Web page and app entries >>
# # #

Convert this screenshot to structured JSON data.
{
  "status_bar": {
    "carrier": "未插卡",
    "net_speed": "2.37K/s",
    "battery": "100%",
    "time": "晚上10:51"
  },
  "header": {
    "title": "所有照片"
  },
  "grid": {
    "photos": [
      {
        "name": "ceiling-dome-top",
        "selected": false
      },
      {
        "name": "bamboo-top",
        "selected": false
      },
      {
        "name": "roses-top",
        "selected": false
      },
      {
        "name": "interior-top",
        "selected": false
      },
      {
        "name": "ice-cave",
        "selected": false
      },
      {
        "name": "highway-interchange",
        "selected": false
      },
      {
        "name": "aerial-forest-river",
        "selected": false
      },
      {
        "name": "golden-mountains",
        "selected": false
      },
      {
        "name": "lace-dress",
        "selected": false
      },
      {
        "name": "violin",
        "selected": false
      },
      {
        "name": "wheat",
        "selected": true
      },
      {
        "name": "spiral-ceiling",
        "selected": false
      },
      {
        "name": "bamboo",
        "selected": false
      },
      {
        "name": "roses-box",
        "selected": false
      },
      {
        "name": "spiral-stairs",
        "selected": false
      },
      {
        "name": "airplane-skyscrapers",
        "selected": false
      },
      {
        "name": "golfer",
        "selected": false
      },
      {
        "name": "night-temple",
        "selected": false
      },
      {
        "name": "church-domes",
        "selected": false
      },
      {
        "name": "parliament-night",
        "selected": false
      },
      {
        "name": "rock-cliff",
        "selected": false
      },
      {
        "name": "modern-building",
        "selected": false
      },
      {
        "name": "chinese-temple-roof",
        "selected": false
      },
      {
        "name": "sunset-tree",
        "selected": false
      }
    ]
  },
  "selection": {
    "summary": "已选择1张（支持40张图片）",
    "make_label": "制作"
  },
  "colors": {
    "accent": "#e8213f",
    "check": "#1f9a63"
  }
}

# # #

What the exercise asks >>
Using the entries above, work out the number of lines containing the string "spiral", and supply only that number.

Final answer >>
2